Dr. King also planned mass demonstrations in major urban cities across America, the movement would also include demonstrations in areas where poverty was concentrated. Martin King wanted these demonstrations to provide a voice to the voiceless, and power to the powerless. You see Martin King mind, the Radical King, the dream he spoke of on that August 28, 1963, was a distant memory. One that captivated an audience but had been ignored because the essential elements of the speech had been ignored.
 
 
The Radical Martin King understood that the economic inequality or economic gap that had existed between the many poor and those few with the real economic power in this nation and the world had to be addressed and eliminated. It was Martin King's drive to lessened that economic gap that threatened the institutions of white supremacy and thus put a direct target on the chest of Dr. King. Over the past 50 years (1968-2018) in America the wealth gap between the haves and the have-nots has continued to widen tremendously; with no signs or hope of any meaningful way to bring that gap to any positive solution. This week as we continue to salute the Radical, not the Homogenized Martin Luther King, we should understand that the drum major principle is still needed for our America to truly prosper. In a world where only "eight men" have more economic worth combined than 3.6 billion of the world's population. It should be disconcerting to every person that such an economic disparity can and still exists.
 
Had Martin King lived beyond April 4, 1968, you have to wonder if even he would have been able to carry off his proposed Poor People's Campaign? You see nearly 1/2 of Black America in 1968 had stopped listening to his message of direct nonviolent action to solve the racial problems that beset our America. One thing I know for certain is that the Radical Martin King would've continued to demand solutions to this troubling economic equation. Martin King wouldn't be bowing down attempting to meet with an individual whose sole purpose was to widen the income gap not level it off or lower it. He wouldn't be running to White House for photo ops. Nor would the Radical Dr. King be housed in a majestic building counting his parsonage tithes.
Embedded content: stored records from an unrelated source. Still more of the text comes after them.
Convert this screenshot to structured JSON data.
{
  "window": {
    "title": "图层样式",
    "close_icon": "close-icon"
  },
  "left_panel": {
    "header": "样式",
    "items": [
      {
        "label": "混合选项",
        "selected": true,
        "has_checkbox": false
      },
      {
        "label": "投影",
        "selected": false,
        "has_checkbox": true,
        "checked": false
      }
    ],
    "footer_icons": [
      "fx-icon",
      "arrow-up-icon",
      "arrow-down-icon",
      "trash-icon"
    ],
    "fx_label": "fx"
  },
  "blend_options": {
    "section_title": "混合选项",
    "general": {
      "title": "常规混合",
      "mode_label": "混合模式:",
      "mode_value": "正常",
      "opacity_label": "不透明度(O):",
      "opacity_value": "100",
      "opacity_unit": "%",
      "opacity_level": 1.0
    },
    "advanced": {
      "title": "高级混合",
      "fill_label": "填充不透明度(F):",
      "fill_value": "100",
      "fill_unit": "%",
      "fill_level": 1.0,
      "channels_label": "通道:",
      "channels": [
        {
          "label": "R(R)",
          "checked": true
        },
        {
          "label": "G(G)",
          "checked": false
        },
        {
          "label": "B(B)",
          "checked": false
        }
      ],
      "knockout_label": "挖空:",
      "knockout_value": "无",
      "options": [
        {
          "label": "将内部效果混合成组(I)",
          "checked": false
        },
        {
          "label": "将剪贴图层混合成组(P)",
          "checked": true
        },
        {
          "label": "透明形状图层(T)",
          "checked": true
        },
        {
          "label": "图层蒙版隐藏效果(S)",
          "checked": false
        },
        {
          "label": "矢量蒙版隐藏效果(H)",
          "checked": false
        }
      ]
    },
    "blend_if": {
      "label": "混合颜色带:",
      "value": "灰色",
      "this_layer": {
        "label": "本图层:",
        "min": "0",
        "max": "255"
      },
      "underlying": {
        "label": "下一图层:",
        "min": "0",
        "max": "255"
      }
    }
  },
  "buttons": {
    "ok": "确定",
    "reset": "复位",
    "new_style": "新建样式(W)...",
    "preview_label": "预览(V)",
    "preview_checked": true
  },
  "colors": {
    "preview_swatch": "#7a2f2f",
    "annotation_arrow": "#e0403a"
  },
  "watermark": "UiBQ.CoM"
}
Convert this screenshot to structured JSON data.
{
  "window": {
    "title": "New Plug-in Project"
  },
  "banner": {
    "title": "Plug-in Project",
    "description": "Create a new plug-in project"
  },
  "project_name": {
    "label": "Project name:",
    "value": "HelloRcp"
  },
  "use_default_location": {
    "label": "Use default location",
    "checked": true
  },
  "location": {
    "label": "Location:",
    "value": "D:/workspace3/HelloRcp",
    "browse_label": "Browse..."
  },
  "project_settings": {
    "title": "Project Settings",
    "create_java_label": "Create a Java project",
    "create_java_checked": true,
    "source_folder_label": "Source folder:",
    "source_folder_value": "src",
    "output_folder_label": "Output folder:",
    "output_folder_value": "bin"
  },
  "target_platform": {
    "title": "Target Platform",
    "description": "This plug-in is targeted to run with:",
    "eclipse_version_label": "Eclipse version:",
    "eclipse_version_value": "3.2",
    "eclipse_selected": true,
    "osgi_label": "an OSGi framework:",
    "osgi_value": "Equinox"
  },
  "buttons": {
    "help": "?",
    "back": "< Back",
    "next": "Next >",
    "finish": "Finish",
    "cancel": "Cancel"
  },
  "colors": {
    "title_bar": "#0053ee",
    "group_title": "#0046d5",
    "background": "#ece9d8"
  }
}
Martin King would have stayed on our streets working for change. The Radical King is what is missing now in our communities, The RadicalMartin Luther King that scared the absolute shit out of J.Edgar Hoover.